We'll be staffing up visitor services so that our guests are warmly welcomed when they arrive. We'll be recruiting volunteers, launching a membership program, and announcing our retail offerings. Our new restaurant – brought to us by the Inn at the Forks — will test out its first meal.

We've gone from the first step to the home stretch. And it's worth reminding ourselves how we got here.

We're at this point today because more than seven thousand individual citizens said, "Yes: I believe in this project and what it will mean for Canada." So they made an investment in the future. They saw the potential for their families, for their kids, for this city and for Canada. And we really need that support to continue.

We're here because the Government of Canada, the Province of Manitoba and the City of Winnipeg – as well as organizations ranging from teachers to labour unions to community groups – realized that investing in a human rights museum would pay social and economic dividends for generations to come.

We're also here today because this museum has an extraordinarily talented and dedicated staff. Behind every word on an exhibit text panel, every photograph in a gallery, every touchscreen, every program, every story, every video….
… are countless hours of research, building, consulting, designing, decision‐making, planning and testing. It's taken a remarkable effort by remarkable people.

Je suis fier d'être Canadien. Le Canada a apporté plusieurs contributions à l'avancement international des droits de la personne. Pourtant le Canada n'a pas un dossier sans taches, en matière de droits de la personne, et nous avons l'obligation envers la génération actuelle et les suivantes de regarder le passé bien en face et d'apprendre de nos erreurs.

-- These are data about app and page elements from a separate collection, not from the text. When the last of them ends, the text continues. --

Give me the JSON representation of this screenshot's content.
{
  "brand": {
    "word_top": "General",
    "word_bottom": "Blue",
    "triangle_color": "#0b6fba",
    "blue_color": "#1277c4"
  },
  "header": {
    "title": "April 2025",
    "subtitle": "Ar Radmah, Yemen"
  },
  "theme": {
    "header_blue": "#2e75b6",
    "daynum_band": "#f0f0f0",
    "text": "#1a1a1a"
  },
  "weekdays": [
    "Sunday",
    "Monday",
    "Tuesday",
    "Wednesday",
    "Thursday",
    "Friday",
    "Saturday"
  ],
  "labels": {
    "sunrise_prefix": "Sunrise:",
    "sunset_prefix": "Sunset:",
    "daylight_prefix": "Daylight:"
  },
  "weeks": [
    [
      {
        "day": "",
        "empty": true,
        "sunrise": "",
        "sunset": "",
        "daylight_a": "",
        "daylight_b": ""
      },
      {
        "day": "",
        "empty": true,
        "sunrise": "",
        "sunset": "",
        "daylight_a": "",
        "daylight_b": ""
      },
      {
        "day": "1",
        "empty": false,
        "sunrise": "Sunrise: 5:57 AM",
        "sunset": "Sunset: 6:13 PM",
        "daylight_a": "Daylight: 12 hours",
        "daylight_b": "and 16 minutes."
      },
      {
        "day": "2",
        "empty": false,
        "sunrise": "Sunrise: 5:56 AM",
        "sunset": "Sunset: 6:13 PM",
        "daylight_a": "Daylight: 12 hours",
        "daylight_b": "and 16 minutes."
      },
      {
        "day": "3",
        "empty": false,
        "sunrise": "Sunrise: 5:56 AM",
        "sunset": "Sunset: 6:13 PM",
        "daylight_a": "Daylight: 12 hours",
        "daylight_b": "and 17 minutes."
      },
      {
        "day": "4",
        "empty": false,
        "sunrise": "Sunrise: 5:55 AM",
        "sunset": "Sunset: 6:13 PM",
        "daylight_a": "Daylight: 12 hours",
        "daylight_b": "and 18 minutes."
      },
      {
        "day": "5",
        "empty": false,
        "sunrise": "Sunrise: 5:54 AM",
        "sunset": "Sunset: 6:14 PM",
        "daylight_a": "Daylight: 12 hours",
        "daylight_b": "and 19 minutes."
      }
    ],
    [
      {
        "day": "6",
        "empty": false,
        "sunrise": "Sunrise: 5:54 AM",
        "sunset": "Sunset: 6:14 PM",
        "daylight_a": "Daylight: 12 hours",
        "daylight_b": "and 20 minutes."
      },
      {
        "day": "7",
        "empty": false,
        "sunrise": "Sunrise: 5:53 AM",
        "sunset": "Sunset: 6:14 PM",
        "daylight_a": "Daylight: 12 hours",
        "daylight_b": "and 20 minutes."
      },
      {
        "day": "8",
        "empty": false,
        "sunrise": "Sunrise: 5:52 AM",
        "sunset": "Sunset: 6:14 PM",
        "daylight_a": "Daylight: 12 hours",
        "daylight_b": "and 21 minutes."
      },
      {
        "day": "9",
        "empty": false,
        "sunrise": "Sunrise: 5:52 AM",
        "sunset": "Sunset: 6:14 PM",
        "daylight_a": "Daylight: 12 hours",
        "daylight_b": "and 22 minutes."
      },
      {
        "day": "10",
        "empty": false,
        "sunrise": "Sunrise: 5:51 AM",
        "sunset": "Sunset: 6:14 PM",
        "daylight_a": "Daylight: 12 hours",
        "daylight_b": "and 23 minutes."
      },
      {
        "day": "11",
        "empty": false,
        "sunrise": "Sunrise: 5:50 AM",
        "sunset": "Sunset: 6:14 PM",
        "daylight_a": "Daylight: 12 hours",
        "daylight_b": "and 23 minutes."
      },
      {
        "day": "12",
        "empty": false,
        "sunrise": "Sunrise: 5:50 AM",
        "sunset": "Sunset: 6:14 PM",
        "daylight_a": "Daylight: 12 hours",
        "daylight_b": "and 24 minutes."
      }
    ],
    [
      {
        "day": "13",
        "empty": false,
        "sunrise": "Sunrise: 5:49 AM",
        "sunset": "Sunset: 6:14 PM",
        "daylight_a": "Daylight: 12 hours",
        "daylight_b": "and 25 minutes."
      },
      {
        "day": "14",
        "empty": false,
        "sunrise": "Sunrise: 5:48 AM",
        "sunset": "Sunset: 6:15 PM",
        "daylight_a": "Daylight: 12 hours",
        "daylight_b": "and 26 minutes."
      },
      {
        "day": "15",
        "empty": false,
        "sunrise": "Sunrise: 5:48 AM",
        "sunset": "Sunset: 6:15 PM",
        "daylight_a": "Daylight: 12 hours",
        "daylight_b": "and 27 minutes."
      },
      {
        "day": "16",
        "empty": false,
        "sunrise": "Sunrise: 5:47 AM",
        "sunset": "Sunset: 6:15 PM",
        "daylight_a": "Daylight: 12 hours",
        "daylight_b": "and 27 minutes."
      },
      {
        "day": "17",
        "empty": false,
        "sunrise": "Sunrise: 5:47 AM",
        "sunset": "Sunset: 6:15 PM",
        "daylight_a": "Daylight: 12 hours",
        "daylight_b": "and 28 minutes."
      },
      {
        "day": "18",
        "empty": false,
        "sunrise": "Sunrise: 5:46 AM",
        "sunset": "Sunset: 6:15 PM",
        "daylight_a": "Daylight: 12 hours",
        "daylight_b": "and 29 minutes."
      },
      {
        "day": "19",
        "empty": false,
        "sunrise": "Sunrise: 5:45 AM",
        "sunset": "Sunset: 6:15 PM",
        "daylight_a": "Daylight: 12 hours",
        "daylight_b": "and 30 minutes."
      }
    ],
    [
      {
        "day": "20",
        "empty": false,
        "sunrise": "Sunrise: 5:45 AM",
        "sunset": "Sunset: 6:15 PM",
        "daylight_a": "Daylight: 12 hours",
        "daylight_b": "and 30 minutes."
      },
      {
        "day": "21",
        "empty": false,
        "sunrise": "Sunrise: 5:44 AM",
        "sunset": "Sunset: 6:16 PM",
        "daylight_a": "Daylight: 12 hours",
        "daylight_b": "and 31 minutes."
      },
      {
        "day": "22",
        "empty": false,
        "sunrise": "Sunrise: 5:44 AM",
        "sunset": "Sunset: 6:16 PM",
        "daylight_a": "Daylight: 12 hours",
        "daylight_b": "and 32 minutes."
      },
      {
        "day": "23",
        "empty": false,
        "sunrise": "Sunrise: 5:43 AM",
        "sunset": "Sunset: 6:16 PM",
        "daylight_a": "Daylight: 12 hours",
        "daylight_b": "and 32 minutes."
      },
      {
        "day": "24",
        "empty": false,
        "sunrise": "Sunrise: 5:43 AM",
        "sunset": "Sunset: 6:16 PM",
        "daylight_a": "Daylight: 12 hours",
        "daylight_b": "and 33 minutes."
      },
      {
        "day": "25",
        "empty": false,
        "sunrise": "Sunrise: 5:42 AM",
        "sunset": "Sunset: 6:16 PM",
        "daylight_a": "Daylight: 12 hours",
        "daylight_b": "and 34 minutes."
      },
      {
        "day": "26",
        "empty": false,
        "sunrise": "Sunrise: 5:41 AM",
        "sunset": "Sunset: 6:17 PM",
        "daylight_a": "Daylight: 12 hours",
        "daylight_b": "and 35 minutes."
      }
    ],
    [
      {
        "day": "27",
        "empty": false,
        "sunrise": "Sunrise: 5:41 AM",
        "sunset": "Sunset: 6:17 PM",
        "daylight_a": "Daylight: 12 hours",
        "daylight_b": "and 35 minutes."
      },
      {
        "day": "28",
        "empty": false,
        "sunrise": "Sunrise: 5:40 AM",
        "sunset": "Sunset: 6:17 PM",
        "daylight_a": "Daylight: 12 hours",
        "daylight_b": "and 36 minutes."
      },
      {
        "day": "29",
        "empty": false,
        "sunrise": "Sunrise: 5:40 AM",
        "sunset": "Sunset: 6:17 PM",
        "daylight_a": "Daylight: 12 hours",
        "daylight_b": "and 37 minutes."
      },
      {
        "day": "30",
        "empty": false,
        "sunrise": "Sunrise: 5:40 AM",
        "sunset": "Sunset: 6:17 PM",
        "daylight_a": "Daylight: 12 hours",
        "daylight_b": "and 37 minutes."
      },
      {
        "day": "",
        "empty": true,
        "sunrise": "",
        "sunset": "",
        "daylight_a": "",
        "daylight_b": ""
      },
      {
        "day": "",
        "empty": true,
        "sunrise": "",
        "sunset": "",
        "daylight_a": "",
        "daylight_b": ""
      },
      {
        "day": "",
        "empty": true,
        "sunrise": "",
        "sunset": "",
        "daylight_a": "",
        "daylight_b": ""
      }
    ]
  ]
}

Like Eric, I'm proud to be here today as a Canadian.
This Museum will truly be a source of Canadian pride.
Thank you. Merci. Meegwitch.